According to a report made by the Union of Concerned Scientists, “The CO2 produced from fossil fuels carries a unique signature that differentiates it from CO2 produced from other sources. In brief, it carries a specific ratio of carbon isotopes that is only found in the atmosphere when coal, oil, or gas is burned.”
This information gives us a clear-cut answer as to how carbon dioxide is differentiated amongst itself in the atmosphere to prove humans are causing the planet’s global warming.
It also shows that humans have been the primary contributors to the forty percent increase of carbon dioxide present in the atmosphere since the industrial era when coal, oil, and gas were beginning to be burned at higher rates.
What are the four natural causes of climate change?
Natural fluctuations in the climate have always been a part of Earth’s history.
The difference between the past and now is that humans are heating the Earth at a rate that is faster than ever before seen through the emission of fossil fuels.
When learning about climate change, though, it is important to understand the natural ways in which the climate has changed over the past.
Here are five natural causes for climate change:
- Volcanic Eruptions: The primary effect volcanic eruptions have on the environment are that it cools the climate short-term. The eruptions shootout clouds of dust and ash, which cover up the sun causing the earth to cool from lack of sunlight. Not only do volcanic eruptions produce ash and debris to block out sunlight, but they also produce sulfur dioxide. This gas combines with water vapor and dust in the atmosphere to create sulfate aerosols, which reflect sunlight away from the Earth.
- Earth’s orbital changes: A slight shift or wobble in the Earth’s orbit can produce changes in the climate that are barely noticed at first. Yet, these changes grow more prevalent over time and result in changes in the strength of the seasons over time. Climate feedbacks eventually amplify the small changes that orbital wobbles cause and produce occurrences such as ice ages.
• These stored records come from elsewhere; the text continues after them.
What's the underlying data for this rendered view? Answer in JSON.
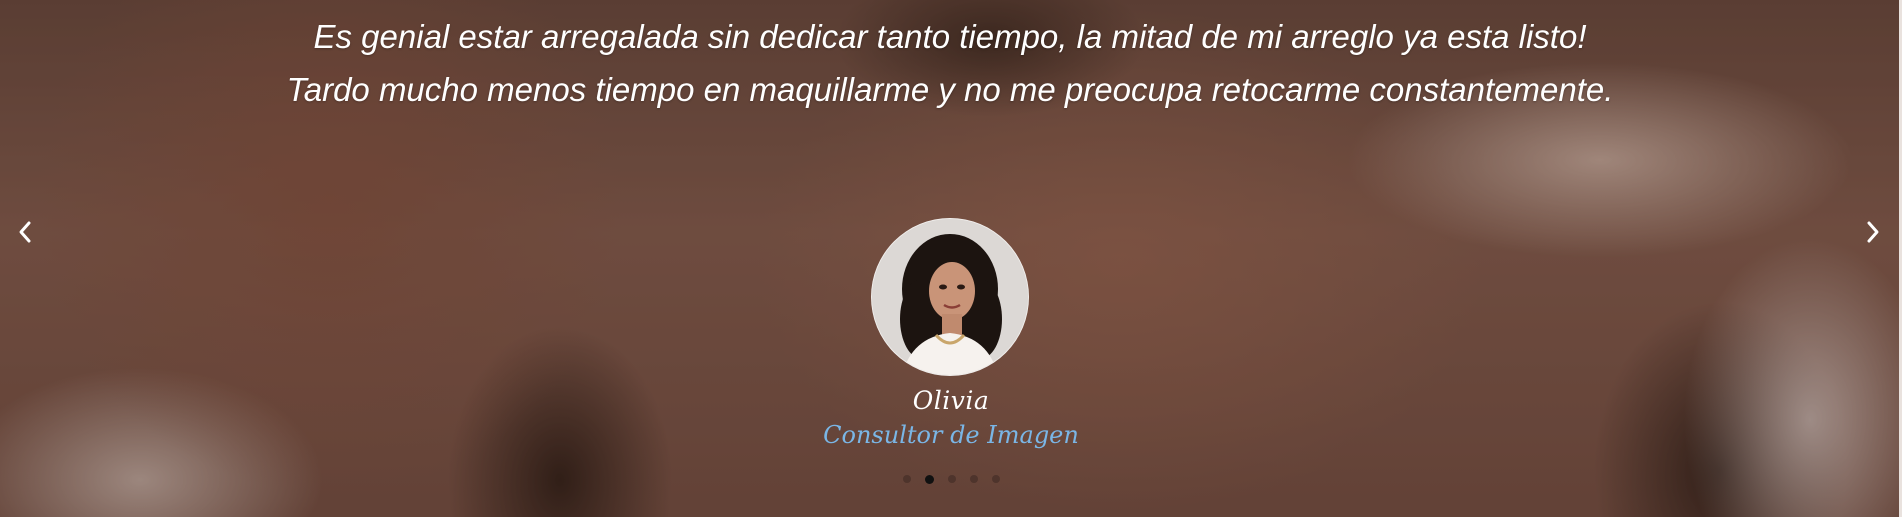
{
  "testimonial": {
    "quote": "Es genial estar arregalada sin dedicar tanto tiempo, la mitad de mi arreglo ya esta listo! Tardo mucho menos tiempo en maquillarme y no me preocupa retocarme constantemente.",
    "name": "Olivia",
    "role": "Consultor de Imagen"
  },
  "carousel": {
    "slide_count": 5,
    "active_index": 1,
    "prev_icon": "chevron-left-icon",
    "next_icon": "chevron-right-icon"
  },
  "colors": {
    "quote_text": "#ffffff",
    "role_text": "#7ab6e6",
    "dot_active": "#111111"
  }
}
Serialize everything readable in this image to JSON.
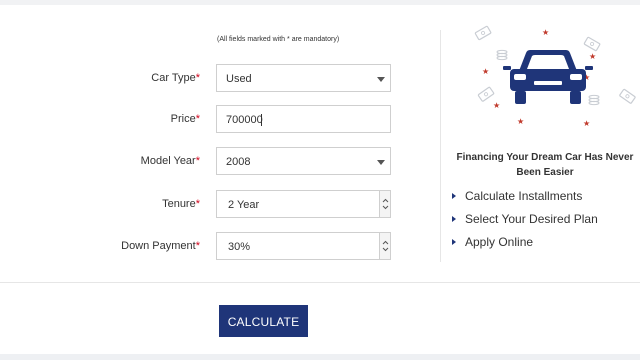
{
  "form": {
    "note": "(All fields marked with * are mandatory)",
    "required_mark": "*",
    "car_type": {
      "label": "Car Type",
      "value": "Used"
    },
    "price": {
      "label": "Price",
      "value": "700000"
    },
    "model_year": {
      "label": "Model Year",
      "value": "2008"
    },
    "tenure": {
      "label": "Tenure",
      "value": "2 Year"
    },
    "down_payment": {
      "label": "Down Payment",
      "value": "30%"
    },
    "calculate_label": "CALCULATE"
  },
  "promo": {
    "title": "Financing Your Dream Car Has Never Been Easier",
    "features": [
      "Calculate Installments",
      "Select Your Desired Plan",
      "Apply Online"
    ]
  },
  "icons": [
    "car-icon",
    "star-icon",
    "banknote-icon",
    "coin-stack-icon",
    "dropdown-caret-icon",
    "spinner-icon",
    "bullet-triangle-icon"
  ],
  "colors": {
    "accent": "#1f3579",
    "required": "#d0021b",
    "star": "#c0392b"
  }
}
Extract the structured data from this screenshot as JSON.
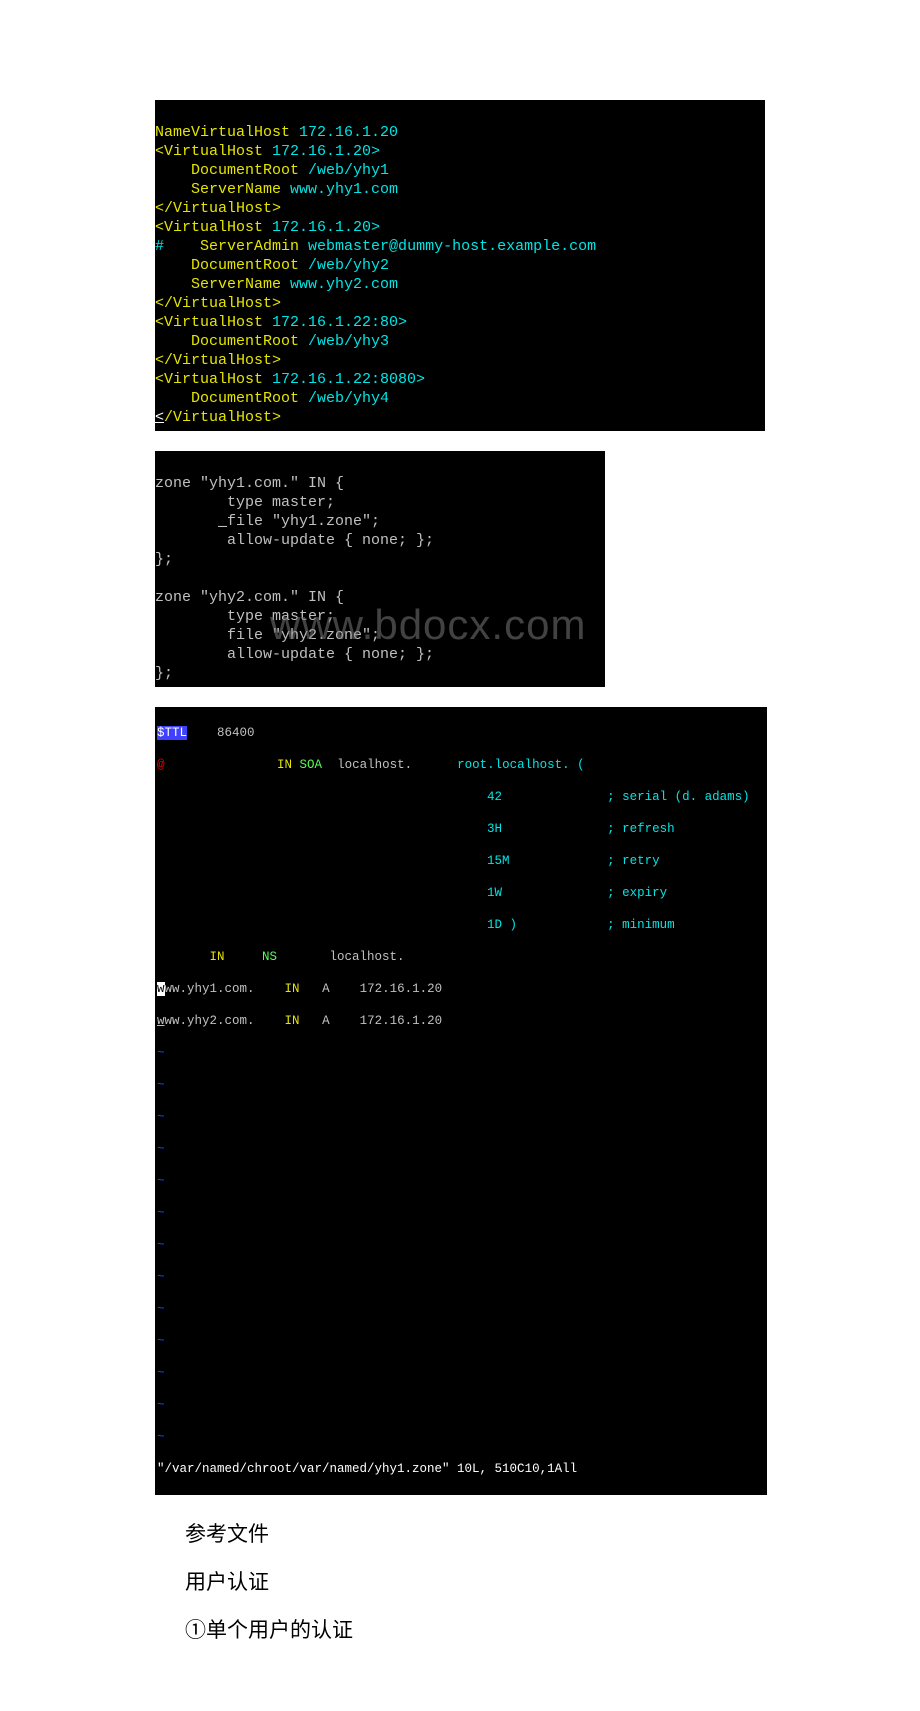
{
  "terminal1": {
    "l1_a": "NameVirtualHost ",
    "l1_b": "172.16.1.20",
    "l2_a": "<VirtualHost ",
    "l2_b": "172.16.1.20>",
    "l3_a": "    DocumentRoot ",
    "l3_b": "/web/yhy1",
    "l4_a": "    ServerName ",
    "l4_b": "www.yhy1.com",
    "l5": "</VirtualHost>",
    "l6_a": "<VirtualHost ",
    "l6_b": "172.16.1.20>",
    "l7_a": "#",
    "l7_b": "    ServerAdmin ",
    "l7_c": "webmaster@dummy-host.example.com",
    "l8_a": "    DocumentRoot ",
    "l8_b": "/web/yhy2",
    "l9_a": "    ServerName ",
    "l9_b": "www.yhy2.com",
    "l10": "</VirtualHost>",
    "l11_a": "<VirtualHost ",
    "l11_b": "172.16.1.22:80>",
    "l12_a": "    DocumentRoot ",
    "l12_b": "/web/yhy3",
    "l13": "</VirtualHost>",
    "l14_a": "<VirtualHost ",
    "l14_b": "172.16.1.22:8080>",
    "l15_a": "    DocumentRoot ",
    "l15_b": "/web/yhy4",
    "l16_a": "<",
    "l16_b": "/VirtualHost>"
  },
  "terminal2": {
    "l1": "zone \"yhy1.com.\" IN {",
    "l2": "        type master;",
    "l3_a": "       ",
    "l3_b": "_",
    "l3_c": "file \"yhy1.zone\";",
    "l4": "        allow-update { none; };",
    "l5": "};",
    "blank": " ",
    "l6": "zone \"yhy2.com.\" IN {",
    "l7": "        type master;",
    "l8": "        file \"yhy2.zone\";",
    "l9": "        allow-update { none; };",
    "l10": "};"
  },
  "watermark": "www.bdocx.com",
  "terminal3": {
    "l1_a": "$TTL",
    "l1_b": "    86400",
    "l2_a": "@",
    "l2_b": "               IN",
    "l2_c": " SOA",
    "l2_d": "  localhost.      ",
    "l2_e": "root.localhost. (",
    "l3_a": "                                            42",
    "l3_b": "              ; serial (d. adams)",
    "l4_a": "                                            3H",
    "l4_b": "              ; refresh",
    "l5_a": "                                            15M",
    "l5_b": "             ; retry",
    "l6_a": "                                            1W",
    "l6_b": "              ; expiry",
    "l7_a": "                                            1D )",
    "l7_b": "            ; minimum",
    "l8_a": "       IN",
    "l8_b": "     NS",
    "l8_c": "       localhost.",
    "l9_a": "w",
    "l9_b": "ww.yhy1.com.    ",
    "l9_c": "IN",
    "l9_d": "   A    172.16.1.20",
    "l10_a": "w",
    "l10_b": "ww.yhy2.com.    ",
    "l10_c": "IN",
    "l10_d": "   A    172.16.1.20",
    "tilde": "~",
    "status_l": "\"/var/named/chroot/var/named/yhy1.zone\" 10L, 510C",
    "status_m": "10,1",
    "status_r": "All"
  },
  "paragraphs": {
    "p1": "参考文件",
    "p2": "用户认证",
    "p3": "①单个用户的认证"
  }
}
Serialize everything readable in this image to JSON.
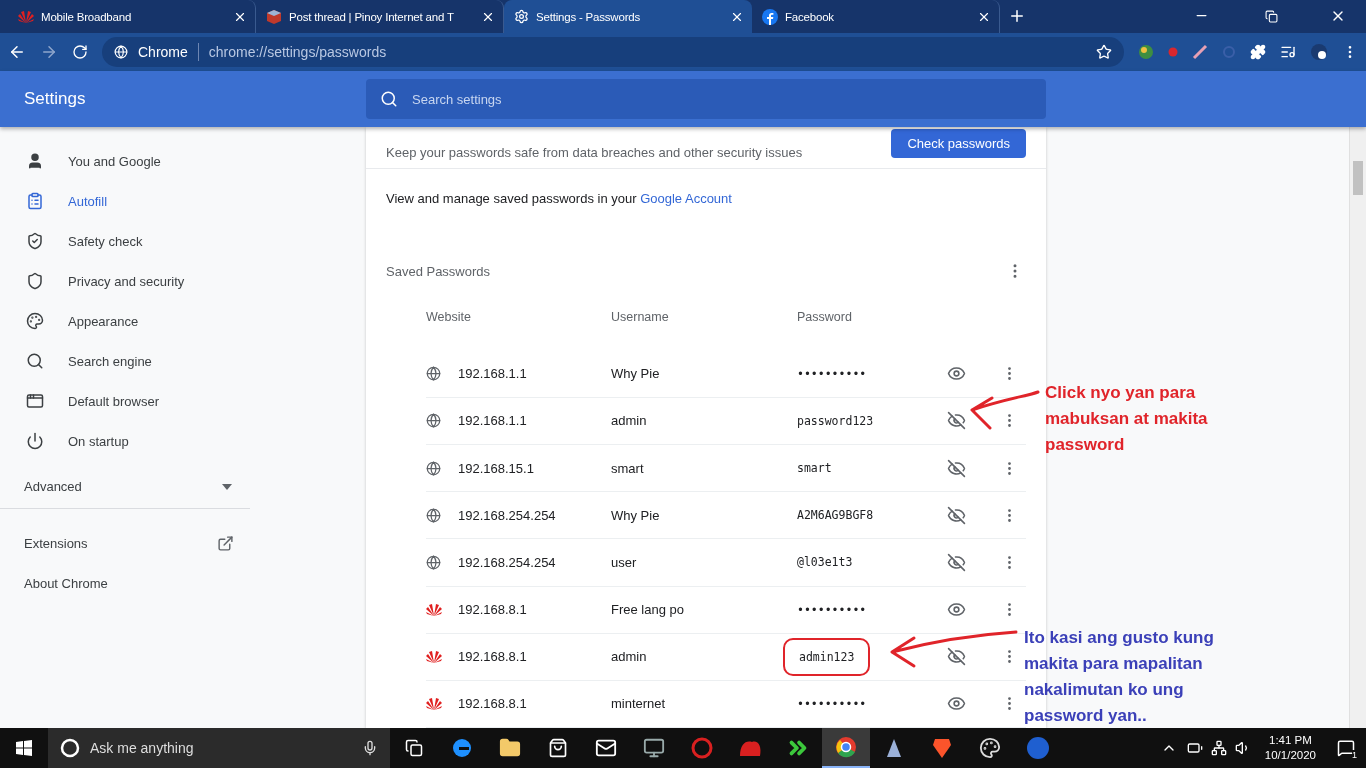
{
  "tabs": [
    {
      "title": "Mobile Broadband",
      "kind": "huawei",
      "selected": false
    },
    {
      "title": "Post thread | Pinoy Internet and T",
      "kind": "cube",
      "selected": false
    },
    {
      "title": "Settings - Passwords",
      "kind": "gear",
      "selected": true
    },
    {
      "title": "Facebook",
      "kind": "facebook",
      "selected": false
    }
  ],
  "omnibox": {
    "chip": "Chrome",
    "url": "chrome://settings/passwords"
  },
  "header": {
    "title": "Settings",
    "search_placeholder": "Search settings"
  },
  "sidebar": {
    "items": [
      {
        "label": "You and Google",
        "kind": "person",
        "selected": false
      },
      {
        "label": "Autofill",
        "kind": "autofill",
        "selected": true
      },
      {
        "label": "Safety check",
        "kind": "shield-check",
        "selected": false
      },
      {
        "label": "Privacy and security",
        "kind": "shield",
        "selected": false
      },
      {
        "label": "Appearance",
        "kind": "palette",
        "selected": false
      },
      {
        "label": "Search engine",
        "kind": "search",
        "selected": false
      },
      {
        "label": "Default browser",
        "kind": "browser",
        "selected": false
      },
      {
        "label": "On startup",
        "kind": "power",
        "selected": false
      }
    ],
    "advanced": {
      "label": "Advanced",
      "expanded": false
    },
    "links": [
      {
        "label": "Extensions",
        "external": true
      },
      {
        "label": "About Chrome",
        "external": false
      }
    ]
  },
  "check_section": {
    "description": "Keep your passwords safe from data breaches and other security issues",
    "button": "Check passwords"
  },
  "manage_text": "View and manage saved passwords in your",
  "manage_link": "Google Account",
  "saved_title": "Saved Passwords",
  "columns": [
    "Website",
    "Username",
    "Password"
  ],
  "rows": [
    {
      "site": "192.168.1.1",
      "kind": "globe",
      "username": "Why Pie",
      "password": "••••••••••",
      "revealed": false,
      "circled": false
    },
    {
      "site": "192.168.1.1",
      "kind": "globe",
      "username": "admin",
      "password": "password123",
      "revealed": true,
      "circled": false
    },
    {
      "site": "192.168.15.1",
      "kind": "globe",
      "username": "smart",
      "password": "smart",
      "revealed": true,
      "circled": false
    },
    {
      "site": "192.168.254.254",
      "kind": "globe",
      "username": "Why Pie",
      "password": "A2M6AG9BGF8",
      "revealed": true,
      "circled": false
    },
    {
      "site": "192.168.254.254",
      "kind": "globe",
      "username": "user",
      "password": "@l03e1t3",
      "revealed": true,
      "circled": false
    },
    {
      "site": "192.168.8.1",
      "kind": "huawei",
      "username": "Free lang po",
      "password": "••••••••••",
      "revealed": false,
      "circled": false
    },
    {
      "site": "192.168.8.1",
      "kind": "huawei",
      "username": "admin",
      "password": "admin123",
      "revealed": true,
      "circled": true
    },
    {
      "site": "192.168.8.1",
      "kind": "huawei",
      "username": "minternet",
      "password": "••••••••••",
      "revealed": false,
      "circled": false
    }
  ],
  "annotations": [
    {
      "text": "Click nyo yan para\nmabuksan at makita\npassword",
      "color": "#e0242a"
    },
    {
      "text": "Ito kasi ang gusto kung\nmakita para mapalitan\nnakalimutan ko ung\npassword yan..",
      "color": "#3b40b8"
    }
  ],
  "taskbar": {
    "search_placeholder": "Ask me anything",
    "time": "1:41 PM",
    "date": "10/1/2020",
    "notifications": "1"
  }
}
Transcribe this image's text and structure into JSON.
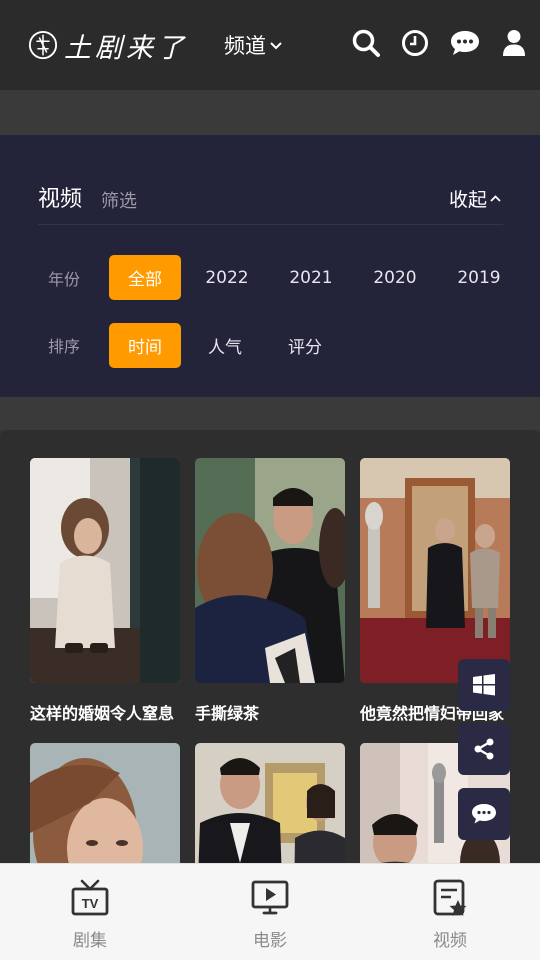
{
  "header": {
    "logo_text": "土剧来了",
    "channel_label": "频道",
    "icons": [
      "search-icon",
      "history-icon",
      "message-icon",
      "user-icon"
    ]
  },
  "filter": {
    "title": "视频",
    "subtitle": "筛选",
    "collapse_label": "收起",
    "year": {
      "label": "年份",
      "options": [
        "全部",
        "2022",
        "2021",
        "2020",
        "2019"
      ],
      "selected": "全部"
    },
    "sort": {
      "label": "排序",
      "options": [
        "时间",
        "人气",
        "评分"
      ],
      "selected": "时间"
    },
    "accent_color": "#ff9a00"
  },
  "videos": [
    {
      "title": "这样的婚姻令人窒息"
    },
    {
      "title": "手撕绿茶"
    },
    {
      "title": "他竟然把情妇带回家"
    },
    {
      "title": ""
    },
    {
      "title": ""
    },
    {
      "title": ""
    }
  ],
  "fabs": [
    "windows-icon",
    "share-icon",
    "chat-icon"
  ],
  "bottom_nav": [
    {
      "label": "剧集",
      "icon": "tv-icon"
    },
    {
      "label": "电影",
      "icon": "movie-icon"
    },
    {
      "label": "视频",
      "icon": "video-star-icon"
    }
  ]
}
- Solar radiation variations: The sun is the source of energy for the Earth’s climate system, so any fluctuation in its radiation could have monumental effects on the Earth. One variable that changes the amount of solar radiation that the Earth receives are sunspots. Solar radiation has not varied greatly over the past hundred years, though. This is a slight fluctuation that might happen to cause the climate to change.
- Internal variability: Some changes in the climate require no external variation. Instead, they are caused by interactions within the climate system itself, often involving positive feedbacks such as El Nino or La Nina. El Nino and La Nina cause heating and cooling and affect atmospheric circulation patterns. Another example of internal variability is arctic oscillation, which is associated with changing air pressure patterns in the northern hemisphere.
- Ocean currents: Ocean currents carry heat around the Earth. As oceans absorb more and more heat from the atmosphere, their surface-level temperature increases, and the circulation patterns change also. The direction of these circulation patterns changes, which can affect certain areas to become cooler or warmer. Not only that, when the oceans are warmer, they cannot absorb as much carbon dioxide as normal, thus leaving more of it in the atmosphere.
When someone argues against climate change based on the fact that the Earth’s temperatures have constantly been naturally fluctuating, you can answer yes.
They are right, but those facts do not account for the rapid increase in global warming that we see today.
Although we can blame natural occurrences to a certain extent, it is proven that humans are the primary contributors.
We can no longer blame everything and everyone else.
Instead, we have to accept the responsibility that climate change is not just a natural occurrence.
Humans are a contributing factor, and we must change our habits to better take care of the environment, which will, in turn, take care of us.